PROBLEM REQUIREMENTS ▸ Find the line containing "Transcribe this image's", then output it and every line after it through the end of the listing below, exactly as written.

*** Opening RECORDS SHOWN ***

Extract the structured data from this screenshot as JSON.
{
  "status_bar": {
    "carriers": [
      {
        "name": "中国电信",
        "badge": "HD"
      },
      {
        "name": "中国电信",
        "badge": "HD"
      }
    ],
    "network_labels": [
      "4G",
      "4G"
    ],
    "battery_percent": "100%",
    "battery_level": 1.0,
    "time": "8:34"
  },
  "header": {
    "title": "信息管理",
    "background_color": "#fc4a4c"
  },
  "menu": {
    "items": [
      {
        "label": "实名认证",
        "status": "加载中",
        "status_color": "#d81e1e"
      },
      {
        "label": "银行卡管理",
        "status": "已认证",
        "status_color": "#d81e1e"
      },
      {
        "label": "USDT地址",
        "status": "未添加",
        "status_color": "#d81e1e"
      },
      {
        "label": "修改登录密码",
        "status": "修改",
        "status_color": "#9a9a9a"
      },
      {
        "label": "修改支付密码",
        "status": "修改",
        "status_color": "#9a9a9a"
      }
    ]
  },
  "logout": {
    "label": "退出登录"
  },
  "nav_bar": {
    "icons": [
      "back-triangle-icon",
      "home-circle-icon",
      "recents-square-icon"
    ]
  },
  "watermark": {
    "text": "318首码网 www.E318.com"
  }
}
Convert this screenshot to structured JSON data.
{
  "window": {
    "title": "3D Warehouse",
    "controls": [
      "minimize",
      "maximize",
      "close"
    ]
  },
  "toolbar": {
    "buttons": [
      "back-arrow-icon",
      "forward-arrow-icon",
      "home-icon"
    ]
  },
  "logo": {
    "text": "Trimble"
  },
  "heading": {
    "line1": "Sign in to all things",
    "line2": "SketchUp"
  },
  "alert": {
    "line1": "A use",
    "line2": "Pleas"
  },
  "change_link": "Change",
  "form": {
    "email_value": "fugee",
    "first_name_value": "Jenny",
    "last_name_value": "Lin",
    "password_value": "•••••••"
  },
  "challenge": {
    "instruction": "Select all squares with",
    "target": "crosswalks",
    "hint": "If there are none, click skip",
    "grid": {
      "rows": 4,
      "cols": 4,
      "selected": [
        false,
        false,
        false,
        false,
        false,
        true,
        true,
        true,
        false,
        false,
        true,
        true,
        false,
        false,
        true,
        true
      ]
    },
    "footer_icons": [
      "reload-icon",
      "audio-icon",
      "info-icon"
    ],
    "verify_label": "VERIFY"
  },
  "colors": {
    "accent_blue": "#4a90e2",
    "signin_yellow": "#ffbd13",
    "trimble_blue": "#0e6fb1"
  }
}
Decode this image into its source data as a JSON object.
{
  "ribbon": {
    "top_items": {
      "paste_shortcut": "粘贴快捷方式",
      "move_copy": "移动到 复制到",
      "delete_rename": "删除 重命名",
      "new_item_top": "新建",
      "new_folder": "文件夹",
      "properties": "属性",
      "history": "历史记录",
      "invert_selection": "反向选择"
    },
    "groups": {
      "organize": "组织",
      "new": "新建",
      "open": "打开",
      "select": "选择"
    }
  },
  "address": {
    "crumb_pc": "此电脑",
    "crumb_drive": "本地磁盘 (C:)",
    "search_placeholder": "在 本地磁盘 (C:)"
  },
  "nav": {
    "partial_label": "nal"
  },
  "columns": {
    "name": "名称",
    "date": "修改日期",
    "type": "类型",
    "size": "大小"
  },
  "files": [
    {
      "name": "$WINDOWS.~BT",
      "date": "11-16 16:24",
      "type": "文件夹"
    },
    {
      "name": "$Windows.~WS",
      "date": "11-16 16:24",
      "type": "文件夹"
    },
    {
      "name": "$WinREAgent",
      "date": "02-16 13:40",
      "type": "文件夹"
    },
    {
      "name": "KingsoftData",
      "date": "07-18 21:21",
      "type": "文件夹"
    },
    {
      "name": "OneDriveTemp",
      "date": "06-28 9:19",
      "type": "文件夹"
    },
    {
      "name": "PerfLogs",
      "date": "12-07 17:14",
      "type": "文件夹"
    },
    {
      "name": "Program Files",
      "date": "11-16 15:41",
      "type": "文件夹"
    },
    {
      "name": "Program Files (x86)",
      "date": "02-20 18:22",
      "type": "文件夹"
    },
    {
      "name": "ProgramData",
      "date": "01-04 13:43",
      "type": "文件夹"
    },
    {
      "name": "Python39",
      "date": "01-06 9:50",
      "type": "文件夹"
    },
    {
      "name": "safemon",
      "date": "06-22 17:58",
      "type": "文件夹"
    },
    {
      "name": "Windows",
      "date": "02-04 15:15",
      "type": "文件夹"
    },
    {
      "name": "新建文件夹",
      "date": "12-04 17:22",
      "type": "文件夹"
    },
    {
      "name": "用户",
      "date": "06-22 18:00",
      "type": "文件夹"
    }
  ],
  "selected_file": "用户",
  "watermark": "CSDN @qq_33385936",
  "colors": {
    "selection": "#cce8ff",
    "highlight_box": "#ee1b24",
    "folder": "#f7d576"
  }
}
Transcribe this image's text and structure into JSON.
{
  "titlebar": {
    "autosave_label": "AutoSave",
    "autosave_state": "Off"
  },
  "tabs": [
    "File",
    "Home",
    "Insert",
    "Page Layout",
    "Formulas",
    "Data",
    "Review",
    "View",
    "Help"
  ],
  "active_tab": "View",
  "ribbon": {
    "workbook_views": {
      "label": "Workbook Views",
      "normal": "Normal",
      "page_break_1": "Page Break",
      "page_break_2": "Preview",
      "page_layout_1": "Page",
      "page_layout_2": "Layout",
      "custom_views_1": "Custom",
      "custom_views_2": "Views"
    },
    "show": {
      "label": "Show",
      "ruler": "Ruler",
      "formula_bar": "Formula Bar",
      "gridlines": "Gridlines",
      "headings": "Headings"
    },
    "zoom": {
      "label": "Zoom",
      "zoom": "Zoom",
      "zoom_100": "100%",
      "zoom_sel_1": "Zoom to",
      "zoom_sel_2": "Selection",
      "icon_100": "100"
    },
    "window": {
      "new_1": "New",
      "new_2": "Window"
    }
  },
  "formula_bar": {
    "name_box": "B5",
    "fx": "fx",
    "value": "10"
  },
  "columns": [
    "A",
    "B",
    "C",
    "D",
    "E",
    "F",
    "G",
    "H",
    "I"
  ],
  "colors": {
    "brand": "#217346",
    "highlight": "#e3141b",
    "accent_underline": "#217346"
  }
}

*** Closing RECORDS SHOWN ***

REPLY ▸
Transcribe this image's text and structure into JSON.
{
  "titlebar": {
    "autosave_label": "AutoSave",
    "autosave_state": "Off"
  },
  "tabs": [
    "File",
    "Home",
    "Insert",
    "Page Layout",
    "Formulas",
    "Data",
    "Review",
    "View",
    "Help"
  ],
  "active_tab": "View",
  "ribbon": {
    "workbook_views": {
      "label": "Workbook Views",
      "normal": "Normal",
      "page_break_1": "Page Break",
      "page_break_2": "Preview",
      "page_layout_1": "Page",
      "page_layout_2": "Layout",
      "custom_views_1": "Custom",
      "custom_views_2": "Views"
    },
    "show": {
      "label": "Show",
      "ruler": "Ruler",
      "formula_bar": "Formula Bar",
      "gridlines": "Gridlines",
      "headings": "Headings"
    },
    "zoom": {
      "label": "Zoom",
      "zoom": "Zoom",
      "zoom_100": "100%",
      "zoom_sel_1": "Zoom to",
      "zoom_sel_2": "Selection",
      "icon_100": "100"
    },
    "window": {
      "new_1": "New",
      "new_2": "Window"
    }
  },
  "formula_bar": {
    "name_box": "B5",
    "fx": "fx",
    "value": "10"
  },
  "columns": [
    "A",
    "B",
    "C",
    "D",
    "E",
    "F",
    "G",
    "H",
    "I"
  ],
  "colors": {
    "brand": "#217346",
    "highlight": "#e3141b",
    "accent_underline": "#217346"
  }
}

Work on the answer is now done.